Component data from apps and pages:
= Beginning of Section =

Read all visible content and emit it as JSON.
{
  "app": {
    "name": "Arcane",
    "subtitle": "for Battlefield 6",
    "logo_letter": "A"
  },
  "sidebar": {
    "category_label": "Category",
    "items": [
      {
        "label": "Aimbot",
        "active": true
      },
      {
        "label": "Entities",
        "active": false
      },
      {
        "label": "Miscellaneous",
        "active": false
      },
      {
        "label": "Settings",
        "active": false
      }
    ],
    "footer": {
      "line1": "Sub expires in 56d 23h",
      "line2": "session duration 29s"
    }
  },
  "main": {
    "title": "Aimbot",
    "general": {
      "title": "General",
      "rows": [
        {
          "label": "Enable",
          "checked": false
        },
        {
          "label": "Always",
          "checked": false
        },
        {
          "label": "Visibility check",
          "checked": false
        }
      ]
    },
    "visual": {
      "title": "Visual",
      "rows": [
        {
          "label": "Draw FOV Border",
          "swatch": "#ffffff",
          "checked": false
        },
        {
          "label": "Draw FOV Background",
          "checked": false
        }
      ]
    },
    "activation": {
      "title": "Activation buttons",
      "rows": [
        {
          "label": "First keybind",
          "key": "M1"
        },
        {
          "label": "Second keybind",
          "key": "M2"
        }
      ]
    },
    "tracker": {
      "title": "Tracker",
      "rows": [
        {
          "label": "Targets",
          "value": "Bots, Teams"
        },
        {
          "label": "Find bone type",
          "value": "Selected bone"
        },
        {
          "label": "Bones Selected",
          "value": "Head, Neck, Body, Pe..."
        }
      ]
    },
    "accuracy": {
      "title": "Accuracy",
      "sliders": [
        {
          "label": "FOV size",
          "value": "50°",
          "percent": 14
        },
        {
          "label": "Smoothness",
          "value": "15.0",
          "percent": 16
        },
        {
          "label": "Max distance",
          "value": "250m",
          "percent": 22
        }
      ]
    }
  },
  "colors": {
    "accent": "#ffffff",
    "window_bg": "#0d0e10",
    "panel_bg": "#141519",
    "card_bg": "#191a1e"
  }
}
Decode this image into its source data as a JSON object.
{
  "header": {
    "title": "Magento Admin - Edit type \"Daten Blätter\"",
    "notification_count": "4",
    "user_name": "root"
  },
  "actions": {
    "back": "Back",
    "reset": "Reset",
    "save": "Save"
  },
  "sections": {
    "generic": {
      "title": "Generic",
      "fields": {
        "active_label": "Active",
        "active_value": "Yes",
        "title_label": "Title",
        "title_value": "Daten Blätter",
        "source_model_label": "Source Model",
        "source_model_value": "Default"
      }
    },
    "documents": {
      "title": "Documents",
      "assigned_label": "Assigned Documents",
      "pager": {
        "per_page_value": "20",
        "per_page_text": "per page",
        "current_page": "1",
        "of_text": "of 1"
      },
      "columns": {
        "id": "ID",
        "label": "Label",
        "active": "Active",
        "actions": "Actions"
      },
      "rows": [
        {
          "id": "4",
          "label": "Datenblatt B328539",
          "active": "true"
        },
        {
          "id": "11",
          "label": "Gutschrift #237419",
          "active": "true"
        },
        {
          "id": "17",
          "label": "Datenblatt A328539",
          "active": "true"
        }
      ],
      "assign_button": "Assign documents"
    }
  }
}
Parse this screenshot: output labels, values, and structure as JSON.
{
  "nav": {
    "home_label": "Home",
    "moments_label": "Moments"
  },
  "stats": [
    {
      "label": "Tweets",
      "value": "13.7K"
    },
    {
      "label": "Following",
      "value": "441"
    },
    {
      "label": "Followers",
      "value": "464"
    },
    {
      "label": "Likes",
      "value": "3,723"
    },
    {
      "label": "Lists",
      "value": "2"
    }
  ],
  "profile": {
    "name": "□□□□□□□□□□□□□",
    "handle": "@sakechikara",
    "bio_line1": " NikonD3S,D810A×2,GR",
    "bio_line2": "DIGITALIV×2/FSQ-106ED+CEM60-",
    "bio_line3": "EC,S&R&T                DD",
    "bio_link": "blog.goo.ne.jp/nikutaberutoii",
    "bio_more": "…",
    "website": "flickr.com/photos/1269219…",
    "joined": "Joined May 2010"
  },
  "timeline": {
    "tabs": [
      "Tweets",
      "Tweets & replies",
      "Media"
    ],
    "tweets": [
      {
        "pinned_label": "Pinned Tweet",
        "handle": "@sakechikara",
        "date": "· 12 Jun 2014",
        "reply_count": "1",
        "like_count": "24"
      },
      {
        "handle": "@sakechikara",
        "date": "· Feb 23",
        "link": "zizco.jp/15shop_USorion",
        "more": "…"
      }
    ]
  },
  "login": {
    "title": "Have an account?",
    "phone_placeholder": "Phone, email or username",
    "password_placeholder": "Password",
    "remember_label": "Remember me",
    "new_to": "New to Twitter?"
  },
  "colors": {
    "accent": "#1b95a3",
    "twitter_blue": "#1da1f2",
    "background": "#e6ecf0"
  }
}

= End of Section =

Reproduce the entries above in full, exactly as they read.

[Expected answer]
Read all visible content and emit it as JSON.
{
  "app": {
    "name": "Arcane",
    "subtitle": "for Battlefield 6",
    "logo_letter": "A"
  },
  "sidebar": {
    "category_label": "Category",
    "items": [
      {
        "label": "Aimbot",
        "active": true
      },
      {
        "label": "Entities",
        "active": false
      },
      {
        "label": "Miscellaneous",
        "active": false
      },
      {
        "label": "Settings",
        "active": false
      }
    ],
    "footer": {
      "line1": "Sub expires in 56d 23h",
      "line2": "session duration 29s"
    }
  },
  "main": {
    "title": "Aimbot",
    "general": {
      "title": "General",
      "rows": [
        {
          "label": "Enable",
          "checked": false
        },
        {
          "label": "Always",
          "checked": false
        },
        {
          "label": "Visibility check",
          "checked": false
        }
      ]
    },
    "visual": {
      "title": "Visual",
      "rows": [
        {
          "label": "Draw FOV Border",
          "swatch": "#ffffff",
          "checked": false
        },
        {
          "label": "Draw FOV Background",
          "checked": false
        }
      ]
    },
    "activation": {
      "title": "Activation buttons",
      "rows": [
        {
          "label": "First keybind",
          "key": "M1"
        },
        {
          "label": "Second keybind",
          "key": "M2"
        }
      ]
    },
    "tracker": {
      "title": "Tracker",
      "rows": [
        {
          "label": "Targets",
          "value": "Bots, Teams"
        },
        {
          "label": "Find bone type",
          "value": "Selected bone"
        },
        {
          "label": "Bones Selected",
          "value": "Head, Neck, Body, Pe..."
        }
      ]
    },
    "accuracy": {
      "title": "Accuracy",
      "sliders": [
        {
          "label": "FOV size",
          "value": "50°",
          "percent": 14
        },
        {
          "label": "Smoothness",
          "value": "15.0",
          "percent": 16
        },
        {
          "label": "Max distance",
          "value": "250m",
          "percent": 22
        }
      ]
    }
  },
  "colors": {
    "accent": "#ffffff",
    "window_bg": "#0d0e10",
    "panel_bg": "#141519",
    "card_bg": "#191a1e"
  }
}
Decode this image into its source data as a JSON object.
{
  "header": {
    "title": "Magento Admin - Edit type \"Daten Blätter\"",
    "notification_count": "4",
    "user_name": "root"
  },
  "actions": {
    "back": "Back",
    "reset": "Reset",
    "save": "Save"
  },
  "sections": {
    "generic": {
      "title": "Generic",
      "fields": {
        "active_label": "Active",
        "active_value": "Yes",
        "title_label": "Title",
        "title_value": "Daten Blätter",
        "source_model_label": "Source Model",
        "source_model_value": "Default"
      }
    },
    "documents": {
      "title": "Documents",
      "assigned_label": "Assigned Documents",
      "pager": {
        "per_page_value": "20",
        "per_page_text": "per page",
        "current_page": "1",
        "of_text": "of 1"
      },
      "columns": {
        "id": "ID",
        "label": "Label",
        "active": "Active",
        "actions": "Actions"
      },
      "rows": [
        {
          "id": "4",
          "label": "Datenblatt B328539",
          "active": "true"
        },
        {
          "id": "11",
          "label": "Gutschrift #237419",
          "active": "true"
        },
        {
          "id": "17",
          "label": "Datenblatt A328539",
          "active": "true"
        }
      ],
      "assign_button": "Assign documents"
    }
  }
}
Parse this screenshot: output labels, values, and structure as JSON.
{
  "nav": {
    "home_label": "Home",
    "moments_label": "Moments"
  },
  "stats": [
    {
      "label": "Tweets",
      "value": "13.7K"
    },
    {
      "label": "Following",
      "value": "441"
    },
    {
      "label": "Followers",
      "value": "464"
    },
    {
      "label": "Likes",
      "value": "3,723"
    },
    {
      "label": "Lists",
      "value": "2"
    }
  ],
  "profile": {
    "name": "□□□□□□□□□□□□□",
    "handle": "@sakechikara",
    "bio_line1": " NikonD3S,D810A×2,GR",
    "bio_line2": "DIGITALIV×2/FSQ-106ED+CEM60-",
    "bio_line3": "EC,S&R&T                DD",
    "bio_link": "blog.goo.ne.jp/nikutaberutoii",
    "bio_more": "…",
    "website": "flickr.com/photos/1269219…",
    "joined": "Joined May 2010"
  },
  "timeline": {
    "tabs": [
      "Tweets",
      "Tweets & replies",
      "Media"
    ],
    "tweets": [
      {
        "pinned_label": "Pinned Tweet",
        "handle": "@sakechikara",
        "date": "· 12 Jun 2014",
        "reply_count": "1",
        "like_count": "24"
      },
      {
        "handle": "@sakechikara",
        "date": "· Feb 23",
        "link": "zizco.jp/15shop_USorion",
        "more": "…"
      }
    ]
  },
  "login": {
    "title": "Have an account?",
    "phone_placeholder": "Phone, email or username",
    "password_placeholder": "Password",
    "remember_label": "Remember me",
    "new_to": "New to Twitter?"
  },
  "colors": {
    "accent": "#1b95a3",
    "twitter_blue": "#1da1f2",
    "background": "#e6ecf0"
  }
}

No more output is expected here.